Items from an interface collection

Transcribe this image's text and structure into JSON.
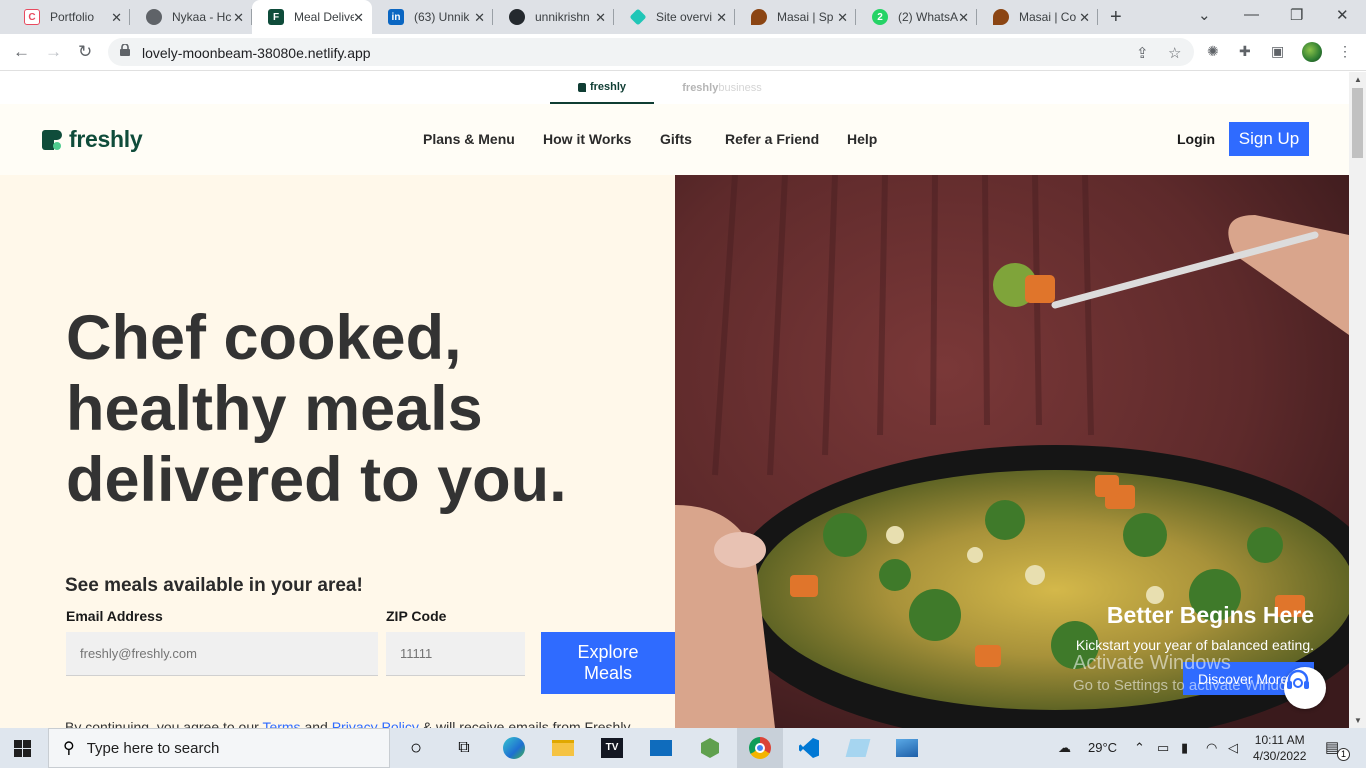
{
  "browser": {
    "tabs": [
      {
        "title": "Portfolio",
        "icon": "portfolio-icon",
        "color": "#e84a5f"
      },
      {
        "title": "Nykaa - Hc",
        "icon": "globe-icon",
        "color": "#5f6368"
      },
      {
        "title": "Meal Delive",
        "icon": "freshly-icon",
        "color": "#0f4c3a",
        "active": true
      },
      {
        "title": "(63) Unnik",
        "icon": "linkedin-icon",
        "color": "#0a66c2"
      },
      {
        "title": "unnikrishn",
        "icon": "github-icon",
        "color": "#24292e"
      },
      {
        "title": "Site overvi",
        "icon": "netlify-icon",
        "color": "#20c6b7"
      },
      {
        "title": "Masai | Sp",
        "icon": "masai-icon",
        "color": "#8b4513"
      },
      {
        "title": "(2) WhatsA",
        "icon": "whatsapp-icon",
        "color": "#25d366"
      },
      {
        "title": "Masai | Co",
        "icon": "masai-icon",
        "color": "#8b4513"
      }
    ],
    "url": "lovely-moonbeam-38080e.netlify.app"
  },
  "brand_switcher": {
    "active": "freshly",
    "inactive_1": "freshly",
    "inactive_2": "business"
  },
  "header": {
    "logo": "freshly",
    "nav": [
      "Plans & Menu",
      "How it Works",
      "Gifts",
      "Refer a Friend",
      "Help"
    ],
    "login": "Login",
    "signup": "Sign Up"
  },
  "hero": {
    "headline": "Chef cooked, healthy meals delivered to you.",
    "subhead": "See meals available in your area!",
    "email_label": "Email Address",
    "email_placeholder": "freshly@freshly.com",
    "zip_label": "ZIP Code",
    "zip_placeholder": "11111",
    "cta": "Explore Meals",
    "terms_prefix": "By continuing, you agree to our ",
    "terms_link": "Terms",
    "terms_and": " and ",
    "privacy_link": "Privacy Policy",
    "terms_suffix": " & will receive emails from Freshly."
  },
  "promo": {
    "title": "Better Begins Here",
    "subtitle": "Kickstart your year of balanced eating.",
    "button": "Discover More"
  },
  "watermark": {
    "line1": "Activate Windows",
    "line2": "Go to Settings to activate Windows."
  },
  "taskbar": {
    "search_placeholder": "Type here to search",
    "weather": "29°C",
    "time": "10:11 AM",
    "date": "4/30/2022",
    "notifications": "1"
  },
  "colors": {
    "brand_green": "#0f4c3a",
    "accent_blue": "#2f6bff",
    "hero_bg": "#fff8ea"
  }
}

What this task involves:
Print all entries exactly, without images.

Output for this exercise:
Transcribe this image's text and structure into JSON.
{
  "browser": {
    "tabs": [
      {
        "title": "Portfolio",
        "icon": "portfolio-icon",
        "color": "#e84a5f"
      },
      {
        "title": "Nykaa - Hc",
        "icon": "globe-icon",
        "color": "#5f6368"
      },
      {
        "title": "Meal Delive",
        "icon": "freshly-icon",
        "color": "#0f4c3a",
        "active": true
      },
      {
        "title": "(63) Unnik",
        "icon": "linkedin-icon",
        "color": "#0a66c2"
      },
      {
        "title": "unnikrishn",
        "icon": "github-icon",
        "color": "#24292e"
      },
      {
        "title": "Site overvi",
        "icon": "netlify-icon",
        "color": "#20c6b7"
      },
      {
        "title": "Masai | Sp",
        "icon": "masai-icon",
        "color": "#8b4513"
      },
      {
        "title": "(2) WhatsA",
        "icon": "whatsapp-icon",
        "color": "#25d366"
      },
      {
        "title": "Masai | Co",
        "icon": "masai-icon",
        "color": "#8b4513"
      }
    ],
    "url": "lovely-moonbeam-38080e.netlify.app"
  },
  "brand_switcher": {
    "active": "freshly",
    "inactive_1": "freshly",
    "inactive_2": "business"
  },
  "header": {
    "logo": "freshly",
    "nav": [
      "Plans & Menu",
      "How it Works",
      "Gifts",
      "Refer a Friend",
      "Help"
    ],
    "login": "Login",
    "signup": "Sign Up"
  },
  "hero": {
    "headline": "Chef cooked, healthy meals delivered to you.",
    "subhead": "See meals available in your area!",
    "email_label": "Email Address",
    "email_placeholder": "freshly@freshly.com",
    "zip_label": "ZIP Code",
    "zip_placeholder": "11111",
    "cta": "Explore Meals",
    "terms_prefix": "By continuing, you agree to our ",
    "terms_link": "Terms",
    "terms_and": " and ",
    "privacy_link": "Privacy Policy",
    "terms_suffix": " & will receive emails from Freshly."
  },
  "promo": {
    "title": "Better Begins Here",
    "subtitle": "Kickstart your year of balanced eating.",
    "button": "Discover More"
  },
  "watermark": {
    "line1": "Activate Windows",
    "line2": "Go to Settings to activate Windows."
  },
  "taskbar": {
    "search_placeholder": "Type here to search",
    "weather": "29°C",
    "time": "10:11 AM",
    "date": "4/30/2022",
    "notifications": "1"
  },
  "colors": {
    "brand_green": "#0f4c3a",
    "accent_blue": "#2f6bff",
    "hero_bg": "#fff8ea"
  }
}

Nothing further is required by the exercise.